Work instruction: Copy out exactly the lines from the one containing "Decode this image" to the end of the records below, both included, and nothing else.

Data shown:
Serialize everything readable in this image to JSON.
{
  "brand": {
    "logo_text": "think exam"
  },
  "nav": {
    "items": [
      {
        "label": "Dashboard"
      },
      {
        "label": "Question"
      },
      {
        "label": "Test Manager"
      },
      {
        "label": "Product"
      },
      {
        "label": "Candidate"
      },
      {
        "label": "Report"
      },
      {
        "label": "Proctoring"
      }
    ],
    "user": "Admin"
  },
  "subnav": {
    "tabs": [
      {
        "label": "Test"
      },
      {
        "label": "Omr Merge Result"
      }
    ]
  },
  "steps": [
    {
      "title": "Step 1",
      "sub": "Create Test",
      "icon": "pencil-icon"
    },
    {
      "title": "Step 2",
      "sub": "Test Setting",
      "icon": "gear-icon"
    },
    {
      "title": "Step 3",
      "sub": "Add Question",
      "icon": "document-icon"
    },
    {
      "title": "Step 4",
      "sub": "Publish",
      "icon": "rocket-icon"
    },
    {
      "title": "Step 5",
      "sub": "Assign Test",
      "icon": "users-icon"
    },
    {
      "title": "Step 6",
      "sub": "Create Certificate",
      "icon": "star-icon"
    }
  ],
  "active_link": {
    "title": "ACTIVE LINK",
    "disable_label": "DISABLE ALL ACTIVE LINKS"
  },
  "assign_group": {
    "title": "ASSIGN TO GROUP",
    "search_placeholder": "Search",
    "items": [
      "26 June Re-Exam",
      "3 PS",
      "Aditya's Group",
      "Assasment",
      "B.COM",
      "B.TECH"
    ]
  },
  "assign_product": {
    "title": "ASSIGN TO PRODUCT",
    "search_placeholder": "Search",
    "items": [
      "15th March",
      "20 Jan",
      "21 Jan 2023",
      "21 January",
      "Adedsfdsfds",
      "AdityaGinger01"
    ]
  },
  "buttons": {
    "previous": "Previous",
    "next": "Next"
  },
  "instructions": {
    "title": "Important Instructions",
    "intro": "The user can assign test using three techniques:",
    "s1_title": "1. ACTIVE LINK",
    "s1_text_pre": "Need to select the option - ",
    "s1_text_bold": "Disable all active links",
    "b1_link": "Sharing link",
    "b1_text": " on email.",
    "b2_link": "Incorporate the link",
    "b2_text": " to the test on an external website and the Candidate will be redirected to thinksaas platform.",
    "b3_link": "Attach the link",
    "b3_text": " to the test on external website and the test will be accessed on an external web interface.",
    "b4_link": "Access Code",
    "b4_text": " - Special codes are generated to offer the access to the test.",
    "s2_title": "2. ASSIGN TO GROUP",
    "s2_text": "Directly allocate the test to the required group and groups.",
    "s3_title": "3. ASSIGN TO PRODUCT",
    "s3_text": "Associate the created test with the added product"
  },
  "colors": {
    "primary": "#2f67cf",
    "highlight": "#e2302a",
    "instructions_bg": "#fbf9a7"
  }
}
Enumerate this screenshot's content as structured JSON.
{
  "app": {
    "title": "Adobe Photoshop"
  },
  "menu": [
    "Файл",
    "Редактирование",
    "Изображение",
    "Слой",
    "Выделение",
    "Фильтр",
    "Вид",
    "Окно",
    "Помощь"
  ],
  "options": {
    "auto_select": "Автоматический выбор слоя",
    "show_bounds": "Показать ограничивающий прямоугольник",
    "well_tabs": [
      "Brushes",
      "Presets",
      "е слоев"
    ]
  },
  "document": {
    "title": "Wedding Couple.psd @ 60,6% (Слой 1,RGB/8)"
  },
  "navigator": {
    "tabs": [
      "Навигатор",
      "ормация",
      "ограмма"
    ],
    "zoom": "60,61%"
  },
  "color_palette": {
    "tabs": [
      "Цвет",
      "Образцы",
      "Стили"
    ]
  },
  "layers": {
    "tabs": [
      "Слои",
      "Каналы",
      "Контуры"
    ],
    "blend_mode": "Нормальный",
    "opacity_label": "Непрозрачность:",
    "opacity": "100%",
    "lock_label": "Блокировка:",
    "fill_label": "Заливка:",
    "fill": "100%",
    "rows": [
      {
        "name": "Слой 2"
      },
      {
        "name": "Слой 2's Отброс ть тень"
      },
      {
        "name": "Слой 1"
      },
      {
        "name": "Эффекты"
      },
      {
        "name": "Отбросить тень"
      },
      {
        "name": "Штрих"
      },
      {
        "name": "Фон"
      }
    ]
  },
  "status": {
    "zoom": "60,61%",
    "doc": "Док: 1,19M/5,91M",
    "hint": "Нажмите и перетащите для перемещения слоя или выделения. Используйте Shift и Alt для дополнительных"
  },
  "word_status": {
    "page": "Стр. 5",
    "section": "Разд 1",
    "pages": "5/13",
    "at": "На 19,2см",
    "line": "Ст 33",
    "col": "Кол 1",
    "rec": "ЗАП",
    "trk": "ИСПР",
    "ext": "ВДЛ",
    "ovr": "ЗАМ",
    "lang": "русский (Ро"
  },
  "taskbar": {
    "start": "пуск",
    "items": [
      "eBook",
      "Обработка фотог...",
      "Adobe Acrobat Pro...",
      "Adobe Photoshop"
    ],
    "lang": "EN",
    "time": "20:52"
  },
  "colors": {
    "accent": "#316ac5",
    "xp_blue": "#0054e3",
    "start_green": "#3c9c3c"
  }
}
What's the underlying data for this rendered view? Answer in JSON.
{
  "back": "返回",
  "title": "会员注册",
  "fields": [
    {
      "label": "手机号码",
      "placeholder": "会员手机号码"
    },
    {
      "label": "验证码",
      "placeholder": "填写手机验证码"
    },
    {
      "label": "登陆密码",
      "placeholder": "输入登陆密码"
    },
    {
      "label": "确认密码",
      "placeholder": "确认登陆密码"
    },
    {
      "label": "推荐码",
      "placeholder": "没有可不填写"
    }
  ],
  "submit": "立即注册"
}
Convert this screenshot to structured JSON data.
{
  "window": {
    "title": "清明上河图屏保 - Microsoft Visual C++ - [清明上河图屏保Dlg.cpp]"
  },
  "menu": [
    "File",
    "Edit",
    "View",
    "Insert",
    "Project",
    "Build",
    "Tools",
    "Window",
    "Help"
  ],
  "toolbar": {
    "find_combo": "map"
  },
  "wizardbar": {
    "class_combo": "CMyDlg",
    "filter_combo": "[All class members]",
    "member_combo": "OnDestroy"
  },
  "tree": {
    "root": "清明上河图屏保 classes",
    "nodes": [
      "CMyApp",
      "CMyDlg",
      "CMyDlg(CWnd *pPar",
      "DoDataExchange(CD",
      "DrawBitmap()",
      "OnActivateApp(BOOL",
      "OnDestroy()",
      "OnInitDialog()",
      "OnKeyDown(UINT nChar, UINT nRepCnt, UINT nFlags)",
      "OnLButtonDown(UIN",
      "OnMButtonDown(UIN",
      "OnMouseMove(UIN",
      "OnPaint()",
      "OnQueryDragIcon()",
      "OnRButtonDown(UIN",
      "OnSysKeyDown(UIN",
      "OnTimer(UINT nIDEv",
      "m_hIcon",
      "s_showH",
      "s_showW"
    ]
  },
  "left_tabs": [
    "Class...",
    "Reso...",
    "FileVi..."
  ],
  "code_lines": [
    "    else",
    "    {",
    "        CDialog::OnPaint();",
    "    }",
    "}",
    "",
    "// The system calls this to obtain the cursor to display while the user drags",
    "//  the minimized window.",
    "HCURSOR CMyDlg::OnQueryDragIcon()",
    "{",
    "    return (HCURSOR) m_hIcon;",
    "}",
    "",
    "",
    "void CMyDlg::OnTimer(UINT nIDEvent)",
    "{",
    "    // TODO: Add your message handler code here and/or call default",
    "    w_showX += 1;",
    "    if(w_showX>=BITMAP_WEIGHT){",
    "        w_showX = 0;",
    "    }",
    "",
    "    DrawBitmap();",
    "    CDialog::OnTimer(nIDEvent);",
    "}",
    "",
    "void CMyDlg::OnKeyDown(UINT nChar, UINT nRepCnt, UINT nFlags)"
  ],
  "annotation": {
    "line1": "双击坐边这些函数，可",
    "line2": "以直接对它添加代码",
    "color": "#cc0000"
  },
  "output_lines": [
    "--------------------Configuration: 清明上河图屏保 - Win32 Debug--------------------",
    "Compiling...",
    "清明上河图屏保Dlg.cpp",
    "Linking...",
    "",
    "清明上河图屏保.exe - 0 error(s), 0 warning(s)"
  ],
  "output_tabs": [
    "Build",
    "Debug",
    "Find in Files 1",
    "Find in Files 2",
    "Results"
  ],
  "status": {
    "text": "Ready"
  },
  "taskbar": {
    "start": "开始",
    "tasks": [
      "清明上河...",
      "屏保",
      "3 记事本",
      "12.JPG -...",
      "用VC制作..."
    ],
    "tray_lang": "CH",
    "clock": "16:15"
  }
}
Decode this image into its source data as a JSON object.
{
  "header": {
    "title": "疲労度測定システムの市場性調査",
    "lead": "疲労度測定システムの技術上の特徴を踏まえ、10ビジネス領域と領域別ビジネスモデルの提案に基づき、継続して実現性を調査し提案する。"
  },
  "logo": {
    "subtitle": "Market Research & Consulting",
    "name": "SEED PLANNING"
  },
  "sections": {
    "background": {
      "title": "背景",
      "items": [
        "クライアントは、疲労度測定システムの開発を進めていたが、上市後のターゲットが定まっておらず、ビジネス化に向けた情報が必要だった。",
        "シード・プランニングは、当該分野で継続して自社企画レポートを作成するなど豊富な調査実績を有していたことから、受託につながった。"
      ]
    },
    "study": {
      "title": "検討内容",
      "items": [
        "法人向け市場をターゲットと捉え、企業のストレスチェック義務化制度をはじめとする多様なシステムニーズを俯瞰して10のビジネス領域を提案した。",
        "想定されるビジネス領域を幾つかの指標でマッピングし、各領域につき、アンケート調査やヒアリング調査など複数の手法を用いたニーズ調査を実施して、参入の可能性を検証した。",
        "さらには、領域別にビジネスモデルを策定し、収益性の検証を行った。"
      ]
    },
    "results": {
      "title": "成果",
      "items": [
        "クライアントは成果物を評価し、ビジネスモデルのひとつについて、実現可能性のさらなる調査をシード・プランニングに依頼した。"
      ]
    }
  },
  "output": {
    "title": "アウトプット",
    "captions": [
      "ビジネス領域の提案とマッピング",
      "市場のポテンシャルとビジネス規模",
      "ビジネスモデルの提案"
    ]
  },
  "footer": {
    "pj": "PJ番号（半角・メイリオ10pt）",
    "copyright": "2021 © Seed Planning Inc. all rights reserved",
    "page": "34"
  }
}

Your solution:
Decode this image into its source data as a JSON object.
{
  "header": {
    "title": "疲労度測定システムの市場性調査",
    "lead": "疲労度測定システムの技術上の特徴を踏まえ、10ビジネス領域と領域別ビジネスモデルの提案に基づき、継続して実現性を調査し提案する。"
  },
  "logo": {
    "subtitle": "Market Research & Consulting",
    "name": "SEED PLANNING"
  },
  "sections": {
    "background": {
      "title": "背景",
      "items": [
        "クライアントは、疲労度測定システムの開発を進めていたが、上市後のターゲットが定まっておらず、ビジネス化に向けた情報が必要だった。",
        "シード・プランニングは、当該分野で継続して自社企画レポートを作成するなど豊富な調査実績を有していたことから、受託につながった。"
      ]
    },
    "study": {
      "title": "検討内容",
      "items": [
        "法人向け市場をターゲットと捉え、企業のストレスチェック義務化制度をはじめとする多様なシステムニーズを俯瞰して10のビジネス領域を提案した。",
        "想定されるビジネス領域を幾つかの指標でマッピングし、各領域につき、アンケート調査やヒアリング調査など複数の手法を用いたニーズ調査を実施して、参入の可能性を検証した。",
        "さらには、領域別にビジネスモデルを策定し、収益性の検証を行った。"
      ]
    },
    "results": {
      "title": "成果",
      "items": [
        "クライアントは成果物を評価し、ビジネスモデルのひとつについて、実現可能性のさらなる調査をシード・プランニングに依頼した。"
      ]
    }
  },
  "output": {
    "title": "アウトプット",
    "captions": [
      "ビジネス領域の提案とマッピング",
      "市場のポテンシャルとビジネス規模",
      "ビジネスモデルの提案"
    ]
  },
  "footer": {
    "pj": "PJ番号（半角・メイリオ10pt）",
    "copyright": "2021 © Seed Planning Inc. all rights reserved",
    "page": "34"
  }
}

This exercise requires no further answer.